What you have to do: The entries below should be set down again exactly, with every picture left out.
** Data excerpts follows **
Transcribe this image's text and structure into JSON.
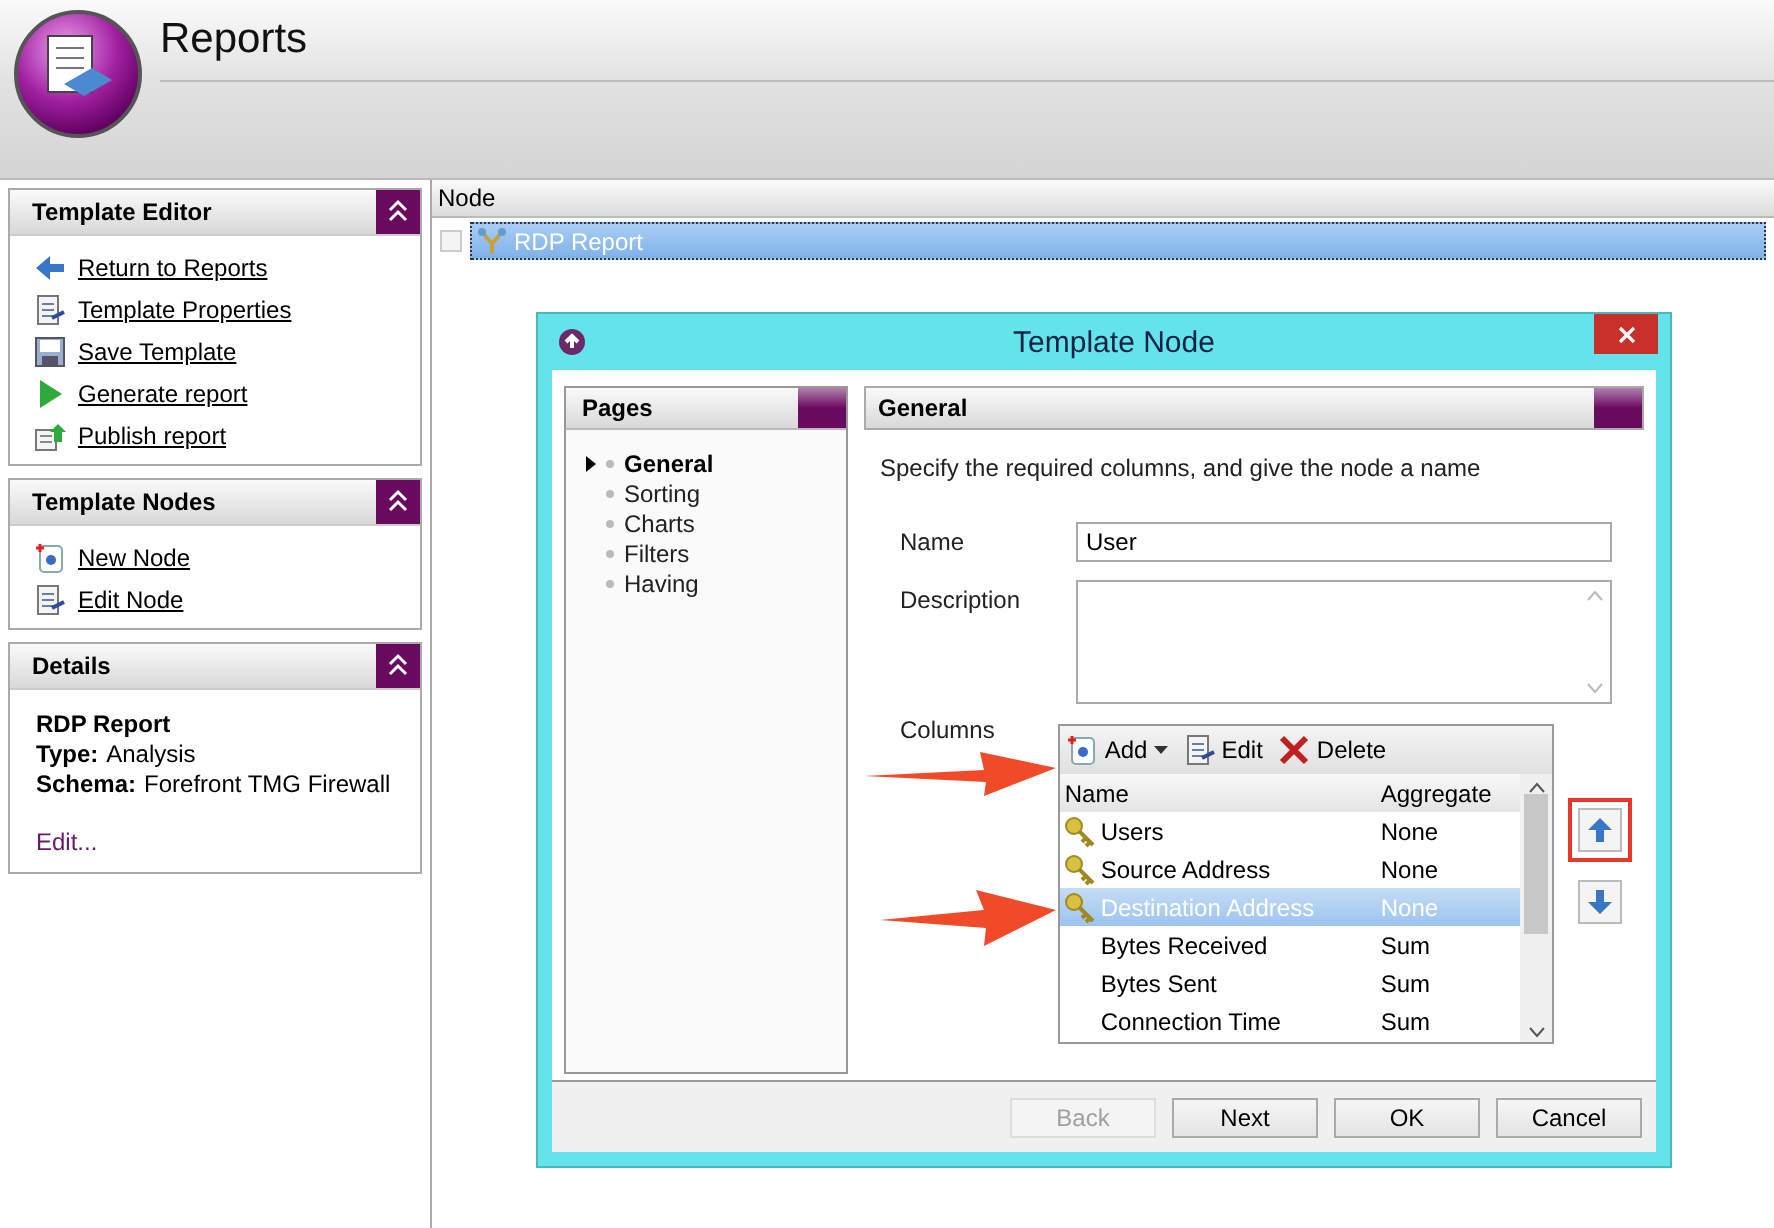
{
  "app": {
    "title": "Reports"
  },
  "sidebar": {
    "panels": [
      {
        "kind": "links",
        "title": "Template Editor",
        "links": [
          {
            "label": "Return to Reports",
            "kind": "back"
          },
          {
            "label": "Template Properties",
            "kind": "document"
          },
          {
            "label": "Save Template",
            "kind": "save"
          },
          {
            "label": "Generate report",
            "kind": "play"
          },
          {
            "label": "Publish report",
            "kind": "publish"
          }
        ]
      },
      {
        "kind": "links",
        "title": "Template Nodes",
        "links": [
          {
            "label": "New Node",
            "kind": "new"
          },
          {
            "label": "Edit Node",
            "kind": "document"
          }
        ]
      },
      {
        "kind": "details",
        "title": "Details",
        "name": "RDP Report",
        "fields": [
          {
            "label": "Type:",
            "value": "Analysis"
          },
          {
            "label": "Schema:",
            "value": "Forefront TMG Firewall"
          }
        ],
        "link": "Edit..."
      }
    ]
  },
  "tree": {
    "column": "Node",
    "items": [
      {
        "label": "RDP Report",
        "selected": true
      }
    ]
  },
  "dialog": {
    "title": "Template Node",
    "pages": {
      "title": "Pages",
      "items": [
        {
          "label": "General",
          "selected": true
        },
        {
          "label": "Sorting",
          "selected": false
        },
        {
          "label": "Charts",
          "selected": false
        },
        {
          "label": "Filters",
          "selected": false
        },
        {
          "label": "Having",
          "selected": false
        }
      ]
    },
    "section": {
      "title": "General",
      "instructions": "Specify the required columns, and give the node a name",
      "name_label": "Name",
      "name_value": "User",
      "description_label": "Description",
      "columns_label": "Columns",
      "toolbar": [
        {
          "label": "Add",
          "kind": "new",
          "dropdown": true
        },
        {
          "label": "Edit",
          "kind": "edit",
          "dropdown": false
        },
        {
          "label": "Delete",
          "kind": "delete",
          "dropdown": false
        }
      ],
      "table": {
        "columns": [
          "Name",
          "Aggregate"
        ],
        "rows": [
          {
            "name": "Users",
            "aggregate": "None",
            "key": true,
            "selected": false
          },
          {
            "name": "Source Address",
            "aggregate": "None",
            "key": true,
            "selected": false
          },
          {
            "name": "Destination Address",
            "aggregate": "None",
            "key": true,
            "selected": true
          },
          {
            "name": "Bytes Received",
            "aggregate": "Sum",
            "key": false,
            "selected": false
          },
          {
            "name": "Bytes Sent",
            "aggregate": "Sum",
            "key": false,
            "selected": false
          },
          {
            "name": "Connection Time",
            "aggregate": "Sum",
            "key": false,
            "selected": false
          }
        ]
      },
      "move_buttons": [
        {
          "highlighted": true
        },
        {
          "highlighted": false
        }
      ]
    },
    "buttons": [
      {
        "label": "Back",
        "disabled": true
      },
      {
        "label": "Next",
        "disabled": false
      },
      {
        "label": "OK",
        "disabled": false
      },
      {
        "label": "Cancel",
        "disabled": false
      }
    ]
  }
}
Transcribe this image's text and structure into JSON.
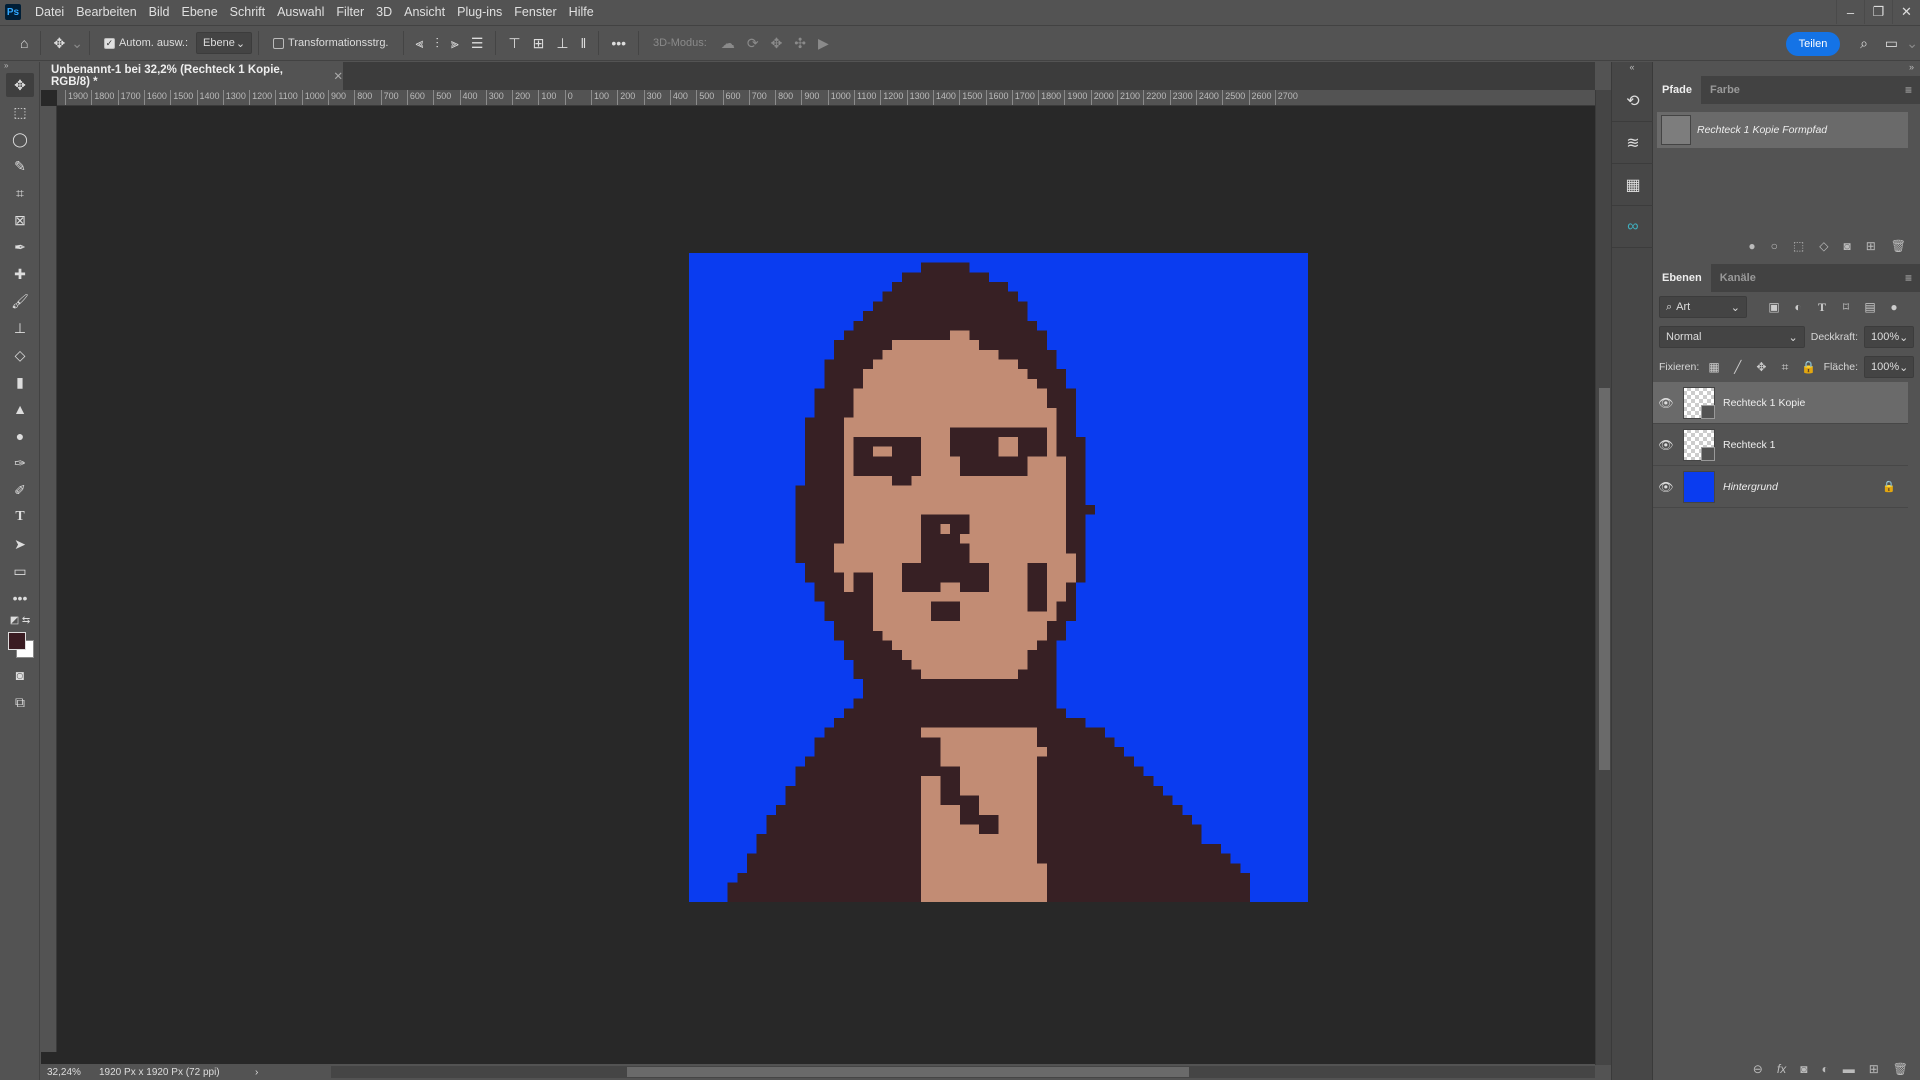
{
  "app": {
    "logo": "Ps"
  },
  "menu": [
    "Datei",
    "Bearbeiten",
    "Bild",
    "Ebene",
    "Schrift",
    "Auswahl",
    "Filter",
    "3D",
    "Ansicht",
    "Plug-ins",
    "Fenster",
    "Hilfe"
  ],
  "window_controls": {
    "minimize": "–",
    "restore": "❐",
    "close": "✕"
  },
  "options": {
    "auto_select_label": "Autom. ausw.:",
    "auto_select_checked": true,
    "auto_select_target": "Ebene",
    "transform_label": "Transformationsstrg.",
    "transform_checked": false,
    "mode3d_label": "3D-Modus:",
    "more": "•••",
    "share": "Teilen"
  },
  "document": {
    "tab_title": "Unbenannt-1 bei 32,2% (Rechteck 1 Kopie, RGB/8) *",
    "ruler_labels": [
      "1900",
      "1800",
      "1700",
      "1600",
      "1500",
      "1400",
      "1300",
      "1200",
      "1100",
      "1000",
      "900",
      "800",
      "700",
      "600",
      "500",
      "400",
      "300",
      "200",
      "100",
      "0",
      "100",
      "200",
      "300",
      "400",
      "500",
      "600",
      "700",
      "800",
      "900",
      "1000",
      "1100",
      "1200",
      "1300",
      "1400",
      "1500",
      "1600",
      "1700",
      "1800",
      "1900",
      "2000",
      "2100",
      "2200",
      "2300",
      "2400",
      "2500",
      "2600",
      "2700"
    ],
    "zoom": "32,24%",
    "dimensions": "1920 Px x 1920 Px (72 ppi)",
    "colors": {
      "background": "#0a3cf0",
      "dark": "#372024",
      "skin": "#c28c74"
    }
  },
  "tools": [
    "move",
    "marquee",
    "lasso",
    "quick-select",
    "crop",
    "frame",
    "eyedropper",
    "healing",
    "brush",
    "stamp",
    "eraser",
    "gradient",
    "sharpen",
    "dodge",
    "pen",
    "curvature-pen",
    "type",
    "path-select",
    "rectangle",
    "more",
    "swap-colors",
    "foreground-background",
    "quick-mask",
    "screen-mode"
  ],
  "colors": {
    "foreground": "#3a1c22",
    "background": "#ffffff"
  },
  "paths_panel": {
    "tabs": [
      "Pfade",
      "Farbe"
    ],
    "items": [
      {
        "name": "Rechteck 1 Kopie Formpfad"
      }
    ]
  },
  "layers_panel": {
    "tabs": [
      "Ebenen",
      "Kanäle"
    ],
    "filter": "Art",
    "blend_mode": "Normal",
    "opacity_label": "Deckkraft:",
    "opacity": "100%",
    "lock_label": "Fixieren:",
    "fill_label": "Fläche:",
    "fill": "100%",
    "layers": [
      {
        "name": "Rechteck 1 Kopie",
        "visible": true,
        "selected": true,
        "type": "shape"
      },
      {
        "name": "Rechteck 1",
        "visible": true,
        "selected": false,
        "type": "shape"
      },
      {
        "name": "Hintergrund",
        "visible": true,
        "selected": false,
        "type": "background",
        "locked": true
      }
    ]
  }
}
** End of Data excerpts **
Answer for this exercise:
Transcribe this image's text and structure into JSON.
{
  "app": {
    "title": "Reports"
  },
  "sidebar": {
    "panels": [
      {
        "kind": "links",
        "title": "Template Editor",
        "links": [
          {
            "label": "Return to Reports",
            "kind": "back"
          },
          {
            "label": "Template Properties",
            "kind": "document"
          },
          {
            "label": "Save Template",
            "kind": "save"
          },
          {
            "label": "Generate report",
            "kind": "play"
          },
          {
            "label": "Publish report",
            "kind": "publish"
          }
        ]
      },
      {
        "kind": "links",
        "title": "Template Nodes",
        "links": [
          {
            "label": "New Node",
            "kind": "new"
          },
          {
            "label": "Edit Node",
            "kind": "document"
          }
        ]
      },
      {
        "kind": "details",
        "title": "Details",
        "name": "RDP Report",
        "fields": [
          {
            "label": "Type:",
            "value": "Analysis"
          },
          {
            "label": "Schema:",
            "value": "Forefront TMG Firewall"
          }
        ],
        "link": "Edit..."
      }
    ]
  },
  "tree": {
    "column": "Node",
    "items": [
      {
        "label": "RDP Report",
        "selected": true
      }
    ]
  },
  "dialog": {
    "title": "Template Node",
    "pages": {
      "title": "Pages",
      "items": [
        {
          "label": "General",
          "selected": true
        },
        {
          "label": "Sorting",
          "selected": false
        },
        {
          "label": "Charts",
          "selected": false
        },
        {
          "label": "Filters",
          "selected": false
        },
        {
          "label": "Having",
          "selected": false
        }
      ]
    },
    "section": {
      "title": "General",
      "instructions": "Specify the required columns, and give the node a name",
      "name_label": "Name",
      "name_value": "User",
      "description_label": "Description",
      "columns_label": "Columns",
      "toolbar": [
        {
          "label": "Add",
          "kind": "new",
          "dropdown": true
        },
        {
          "label": "Edit",
          "kind": "edit",
          "dropdown": false
        },
        {
          "label": "Delete",
          "kind": "delete",
          "dropdown": false
        }
      ],
      "table": {
        "columns": [
          "Name",
          "Aggregate"
        ],
        "rows": [
          {
            "name": "Users",
            "aggregate": "None",
            "key": true,
            "selected": false
          },
          {
            "name": "Source Address",
            "aggregate": "None",
            "key": true,
            "selected": false
          },
          {
            "name": "Destination Address",
            "aggregate": "None",
            "key": true,
            "selected": true
          },
          {
            "name": "Bytes Received",
            "aggregate": "Sum",
            "key": false,
            "selected": false
          },
          {
            "name": "Bytes Sent",
            "aggregate": "Sum",
            "key": false,
            "selected": false
          },
          {
            "name": "Connection Time",
            "aggregate": "Sum",
            "key": false,
            "selected": false
          }
        ]
      },
      "move_buttons": [
        {
          "highlighted": true
        },
        {
          "highlighted": false
        }
      ]
    },
    "buttons": [
      {
        "label": "Back",
        "disabled": true
      },
      {
        "label": "Next",
        "disabled": false
      },
      {
        "label": "OK",
        "disabled": false
      },
      {
        "label": "Cancel",
        "disabled": false
      }
    ]
  }
}
Transcribe this image's text and structure into JSON.
{
  "app": {
    "logo": "Ps"
  },
  "menu": [
    "Datei",
    "Bearbeiten",
    "Bild",
    "Ebene",
    "Schrift",
    "Auswahl",
    "Filter",
    "3D",
    "Ansicht",
    "Plug-ins",
    "Fenster",
    "Hilfe"
  ],
  "window_controls": {
    "minimize": "–",
    "restore": "❐",
    "close": "✕"
  },
  "options": {
    "auto_select_label": "Autom. ausw.:",
    "auto_select_checked": true,
    "auto_select_target": "Ebene",
    "transform_label": "Transformationsstrg.",
    "transform_checked": false,
    "mode3d_label": "3D-Modus:",
    "more": "•••",
    "share": "Teilen"
  },
  "document": {
    "tab_title": "Unbenannt-1 bei 32,2% (Rechteck 1 Kopie, RGB/8) *",
    "ruler_labels": [
      "1900",
      "1800",
      "1700",
      "1600",
      "1500",
      "1400",
      "1300",
      "1200",
      "1100",
      "1000",
      "900",
      "800",
      "700",
      "600",
      "500",
      "400",
      "300",
      "200",
      "100",
      "0",
      "100",
      "200",
      "300",
      "400",
      "500",
      "600",
      "700",
      "800",
      "900",
      "1000",
      "1100",
      "1200",
      "1300",
      "1400",
      "1500",
      "1600",
      "1700",
      "1800",
      "1900",
      "2000",
      "2100",
      "2200",
      "2300",
      "2400",
      "2500",
      "2600",
      "2700"
    ],
    "zoom": "32,24%",
    "dimensions": "1920 Px x 1920 Px (72 ppi)",
    "colors": {
      "background": "#0a3cf0",
      "dark": "#372024",
      "skin": "#c28c74"
    }
  },
  "tools": [
    "move",
    "marquee",
    "lasso",
    "quick-select",
    "crop",
    "frame",
    "eyedropper",
    "healing",
    "brush",
    "stamp",
    "eraser",
    "gradient",
    "sharpen",
    "dodge",
    "pen",
    "curvature-pen",
    "type",
    "path-select",
    "rectangle",
    "more",
    "swap-colors",
    "foreground-background",
    "quick-mask",
    "screen-mode"
  ],
  "colors": {
    "foreground": "#3a1c22",
    "background": "#ffffff"
  },
  "paths_panel": {
    "tabs": [
      "Pfade",
      "Farbe"
    ],
    "items": [
      {
        "name": "Rechteck 1 Kopie Formpfad"
      }
    ]
  },
  "layers_panel": {
    "tabs": [
      "Ebenen",
      "Kanäle"
    ],
    "filter": "Art",
    "blend_mode": "Normal",
    "opacity_label": "Deckkraft:",
    "opacity": "100%",
    "lock_label": "Fixieren:",
    "fill_label": "Fläche:",
    "fill": "100%",
    "layers": [
      {
        "name": "Rechteck 1 Kopie",
        "visible": true,
        "selected": true,
        "type": "shape"
      },
      {
        "name": "Rechteck 1",
        "visible": true,
        "selected": false,
        "type": "shape"
      },
      {
        "name": "Hintergrund",
        "visible": true,
        "selected": false,
        "type": "background",
        "locked": true
      }
    ]
  }
}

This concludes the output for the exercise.